In an ever-changing present of multiple truths and reconfigured histories, people need to be critical thinkers. Research has suggested the potential for using augmented reality (AR) games- location-based games that use wireless handheld devices to provide virtual game information in a physical environment-as educational tools. I designed “Reliving the Revolution” as a model for using AR games to teach historic inquiry, decision-making, and critical thinking skills. “Reliving the Revolution” takes place in Lexington, MA, the site of the Battle of Lexington (American Revolution) and simulates the activities of a historian, such as evidence collection and interpretation.
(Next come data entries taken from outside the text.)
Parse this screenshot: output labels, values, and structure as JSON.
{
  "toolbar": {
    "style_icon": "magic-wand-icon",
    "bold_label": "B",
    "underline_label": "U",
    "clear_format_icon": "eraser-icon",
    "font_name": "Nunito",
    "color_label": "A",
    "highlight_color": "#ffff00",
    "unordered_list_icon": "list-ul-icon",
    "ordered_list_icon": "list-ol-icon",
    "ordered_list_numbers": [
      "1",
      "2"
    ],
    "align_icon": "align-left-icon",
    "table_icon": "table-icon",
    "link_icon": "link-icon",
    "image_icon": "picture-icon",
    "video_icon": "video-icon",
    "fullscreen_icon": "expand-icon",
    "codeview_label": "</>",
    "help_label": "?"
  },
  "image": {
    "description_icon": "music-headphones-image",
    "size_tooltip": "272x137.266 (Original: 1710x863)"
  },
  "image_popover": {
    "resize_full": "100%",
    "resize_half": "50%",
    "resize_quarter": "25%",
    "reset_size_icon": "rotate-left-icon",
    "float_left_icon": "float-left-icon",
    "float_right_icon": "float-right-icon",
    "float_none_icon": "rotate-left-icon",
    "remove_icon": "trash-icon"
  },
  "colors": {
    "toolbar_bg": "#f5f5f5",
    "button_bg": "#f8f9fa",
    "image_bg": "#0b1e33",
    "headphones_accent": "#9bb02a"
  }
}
Participants interact with virtual historic figures and gather virtual testimonials and evidence on the Battle, each triggered by GPS to appear on the handheld devices depending on one’s specific location on or around the Lexington Common. The participants collect differing evidence based on their historic role in the game (Minuteman soldier, loyalist, African American/Minuteman soldier, or British soldier) and then collaboratively evaluate who fired the first shot to start the Battle of Lexington. I envision “Reliving the Revolution” not as a standalone educational solution, but as an activity integrated into a broader history curriculum that teaches students how to approach and evaluate complex social problems. This thesis provides a detailed rationale for each of my design choices, as well as an assessment of each choice based on the results of iterative game testing. In my analysis of the game’s design, I focus specifically on four game elements: (1) collaborative, (2) role-playing, (3) storytelling or narrative elements; and (4) kinesthetic and mobility. Results of trials of the game suggest that “Reliving the Revolution” and similar AR games can enhance the learning of: (1) historical name, places, and themes; (2) historical methodology and the limits to representations of the past; and (3) alternative perspectives and challenges to “master” historical interpretations. The game motivated participants to gather, evaluate, and interpret historical information, devise hypotheses and counter-arguments, and draw informed conclusions. My trials also suggested that AR games such as “Reliving the Revolution” can enhance learning because it can: 1. Create an authentic “practice field” for solving problems and using real-world contexts and tools. 2. Increase the potential for collaboration among participants, and enhance opportunities for reflection. 3. Enable participants to take on and express new identities through role-playing. 4. Encourage participants to explore more deeply a physical site and to consider interactions between the real and virtual worlds.
About Karen Schrier
Karen Schrier is a media and game designer, producer, and educator. She is an Associate Professor and Director of the Games & Emerging Media program at Marist College, where she also heads the Play Innovation Lab and teaches game design, interactive media, UI/UX, and transmedia storytelling. For 2018-2019, she is also a Belfer Fellow for the Center for Technology & Society at the ADL. While earning her doctorate at Columbia University, she created websites, apps, and games at a number of companies, including Scholastic, BrainPOP, Nickelodeon and ESI Design. Dr. Schrier edited Learning, Education & Games, published by ETC Press in 2014 and 2016. She is also the author of Knowledge Games, a book on games and problem solving, published by Johns Hopkins University Press. Karen holds a doctorate in Instructional Technology and Media from Columbia University, a master’s degree from MIT, and a bachelor’s degree from Amherst College.